28 April 2015
DID YOU KNOW?
HB 534 by Rep. Joseph Bouie would create regulation of any statewide cable franchise and put under the power of the Public Service Commission. He said to the House Commerce Committee that as the Federal Communications Commission now has declared internet service a utility, any franchising relying upon Internet delivery now should fall under the PSC.
Rep. Steven Ortego asked whether the Legislature would have any oversight if this became law. He was told that by statute it could direct the PSC, but regulations over the Internet, in terms of delivery video services, would now solely be directed by the PSC. Rep. Katrina Jackson noted that even as the Secretary of State has the ability to grant franchises statewide, there is no regulatory power and none is being done now. Ortego expressed concern that the bill was too open-ended in its power to regulate.

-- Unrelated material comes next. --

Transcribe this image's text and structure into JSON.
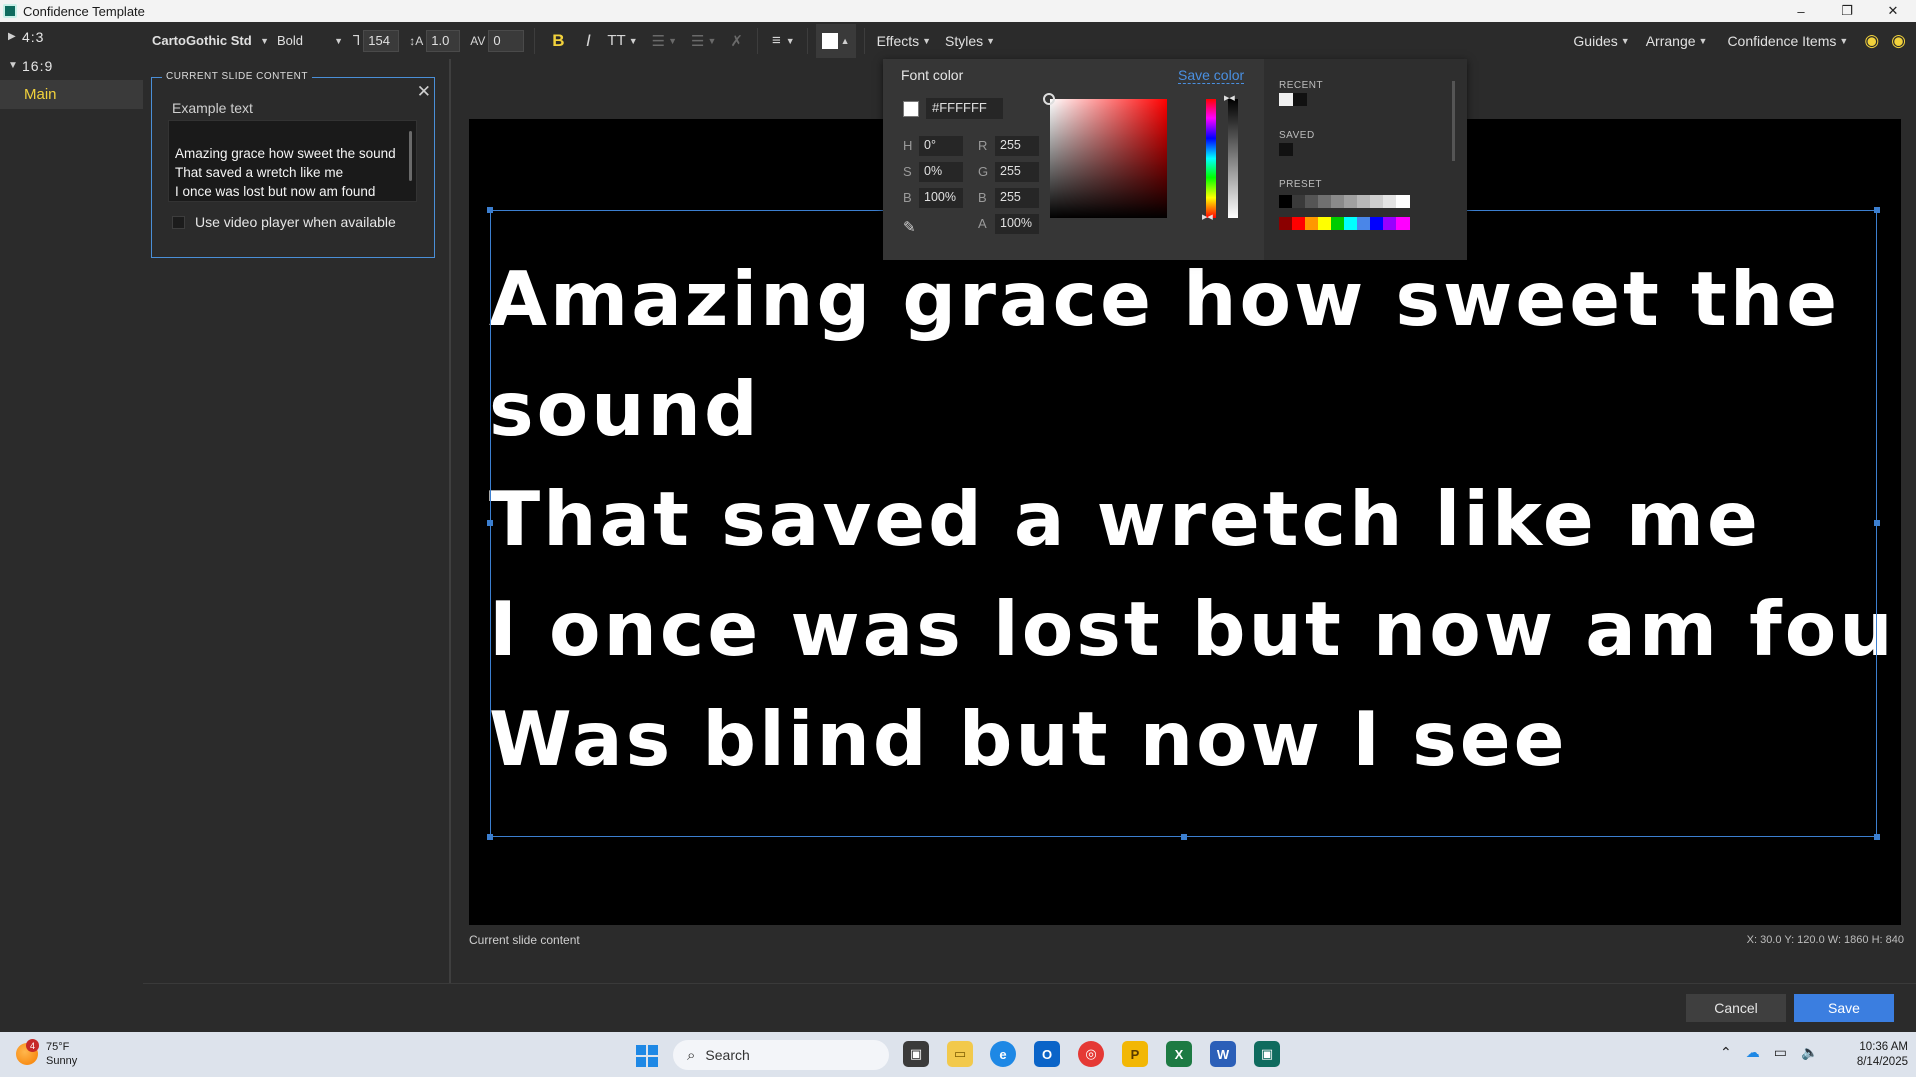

Opponents said the bill would undo provisions of legislative control established years ago. They said the bill was premature concerning the Internet and that the PSC would charge fees that would be passed through to consumers. Already much was reporting was being done to the FCC. The pointed out that the field was competitive and not indicative of a monopolistic business, yet the bill would impose regulation on just one sector of that.
Rep. Erich Ponti made a substitute motion after the close to defer voluntarily. That passed 14-3.
25 April 2015
Bill filing ended this week, causing some additions to the list of good and bad bills:
THE GOOD: HB 788 by Rep. Jay Morris would create a flat individual tax and remove individual tax exceptions; HB 795 by Rep. Jim Fannin would attenuate the Motion Picture Investor Tax Credit (similar bill: HB 829); HB 827 by Rep. Cameron Henry would phase out corporate income taxes; HB 828 by Henry would phase out the corporate franchise tax.
THE BAD: HB 792 by Rep. Julie Stokes would increase taxes of a wasting kind but shunt the proceeds of this to prop up recurring expenses (similar bill: HB 794); HB 811 by Rep. Ebony Woodruff would create a needless tax; HB 820 by Rep. Sam Jones would discourage donations to schools; HB 825 by Rep. Taylor Barras would end up passing through taxes to owners that occasionally and episodically rent property; HB 831 by Morris would reduce spending flexibility; HB 832 by Rep. Tim Burns would expand spending on the Motion Picture Investor Tax Credit; SB 275 by Sen. Danny Martiny would reduce budgetary flexibility.
22 April 2015
DID YOU KNOW?
HB 290 by Rep. Barbara Norton would extend time available for voting if there is a delay of at least 15 minutes at the beginning the voting day. She told the House and Governmental Affairs Committee that a kind of delay like that constitutes a denial of the right to vote, and it was not unreasonable to hold polls open later for this. She also curiously said the bill was somewhat internal contradictory.
Rep. Steve Pugh said with early voting extension, there really was no excuse not to vote, and that if polls opened late, there was no guarantee those who did not vote early could vote later in the day. Norton said regardless that not voting early in the day because polls opened late for some reason this was denial of voting for people.
Rep. Mike Danahay wondered whether those reporting were mistaken in that all but federal elections start at 7 AM and that machines were delivered the night before. Norton said in the instance she knew, it was a congressional election and machines were delivered to the wrong address. He also pointed out anybody in line at closing time 8 PM are allowed to vote. Norton said people’s schedule might not permit them to come by then. She said it was illegitimate to ask people to come back later.
18 April 2015
First, while few new bills were introduced, almost all of them cracked the lists here:
THE GOOD: HB 779 by Rep. Erich Ponti would scale back further solar energy tax credits before their demise.
12 April 2015
Welcome as the Louisiana Legislature Log enters its second decade of service. It’s an election year, so anything can happen as far as legislation. And so with the prefiled versions we take a look at the good, the bad, and the ugly.